UNITED NATIONS (AP) — Just as the international community has made some inroads combating sexual violence as a weapon of war, extremists are adopting the age-old tactic as a tool of terror.
Speaking Thursday at a Security Council session on sexual violence in conflict, U.N. Secretary-General Ban Ki-moon pointed to the recent conviction of Democratic Republic of Congo politician Pierre Bemba Gombo by the International Criminal Court as the “latest sign that the era of impunity for sexual violence as a tool of war is over.”
But he acknowledged much more remained to be done.
“One extremely disturbing aspect is the use of sexual violence as a tactic of terrorism. Daesh, Boko Haram and other extremist groups are using sexual violence as a means of attracting and retaining fighters, and to generate revenue,” he said, using another name for the Islamic State group.
Ban’s Special Representative on Sexual Violence in Conflict Zainab Bangura told the council that of the 48 parties accused of employing sexual violence in a new U.N. report, 37 were non-state actors, requiring new tools and strategies that go beyond resolutions, treaties and sanctions traditionally used to address the scourge.
“The war of conquest of extremist groups is being fought on and fought over the bodies of women and girls generating millions of dollars of revenue,” Bangura said. “It is the revival of the slave trades in our own time and life.”
Ban’s report to the Security Council estimated that the Yazidi people in Iraq paid some $45 million in ransom to the Islamic State group in 2014 alone for the return of their girls and women.
Bangura said social media was another factor facilitating the trade and trafficking of women, who are offered in on-line forums alongside “rifles and rocket propelled grenades.”
“When we think terrorism we think of destruction of property, killing, bombing or hostage taking.

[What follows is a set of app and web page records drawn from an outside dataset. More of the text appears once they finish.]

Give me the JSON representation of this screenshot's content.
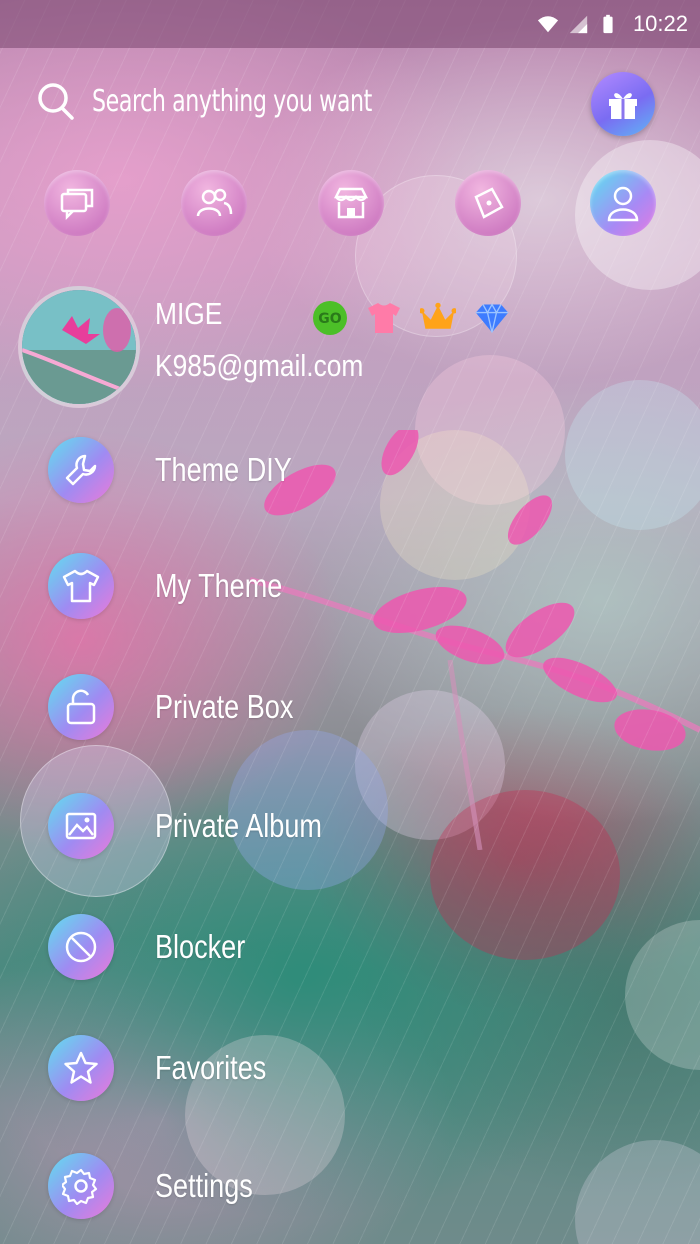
{
  "status_bar": {
    "time": "10:22",
    "icons": [
      "wifi-icon",
      "signal-icon",
      "battery-icon"
    ]
  },
  "search": {
    "placeholder": "Search anything you want",
    "icon": "search-icon"
  },
  "gift": {
    "icon": "gift-icon"
  },
  "quick_actions": [
    {
      "icon": "chat-icon"
    },
    {
      "icon": "contacts-icon"
    },
    {
      "icon": "store-icon"
    },
    {
      "icon": "discover-icon"
    },
    {
      "icon": "profile-icon",
      "active": true
    }
  ],
  "profile": {
    "name": "MIGE",
    "email": "K985@gmail.com",
    "badges": [
      "go-badge-icon",
      "shirt-badge-icon",
      "crown-badge-icon",
      "diamond-badge-icon"
    ]
  },
  "menu": [
    {
      "label": "Theme DIY",
      "icon": "wrench-icon"
    },
    {
      "label": "My Theme",
      "icon": "tshirt-icon"
    },
    {
      "label": "Private Box",
      "icon": "unlock-icon"
    },
    {
      "label": "Private Album",
      "icon": "image-icon"
    },
    {
      "label": "Blocker",
      "icon": "block-icon"
    },
    {
      "label": "Favorites",
      "icon": "star-icon"
    },
    {
      "label": "Settings",
      "icon": "gear-icon"
    }
  ],
  "colors": {
    "accent_gradient": [
      "#5fe0ef",
      "#9f8bf2",
      "#ec7ad9"
    ],
    "quick_button": "#d17fc4",
    "gift_gradient": [
      "#b38bff",
      "#5fb6f5"
    ]
  }
}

But we cannot deplore the public violence of terrorism while ignoring the violence terrorists inflict on women and girls behind closed doors,” she said, adding that, worse yet, when victims are lucky enough to be freed from captivity they are often shunned by their communities.
“Sexual violence is still the only crime that stigmatizes the victim rather than the perpetrator,” Bangura said.
She said efforts to battle sexual violence carried out by non-state actors should focus on draining extremists’ resources and degrading their capacity to communicate, travel and do harm, as well as providing better care to victims.
In his address, Ban also touched on a spate of recent cases where U.N. peacekeepers have been accused of sexual abuse, saying that the organization “will continue our own efforts to ensure that peacekeepers uphold the highest standards of integrity towards the people they serve.”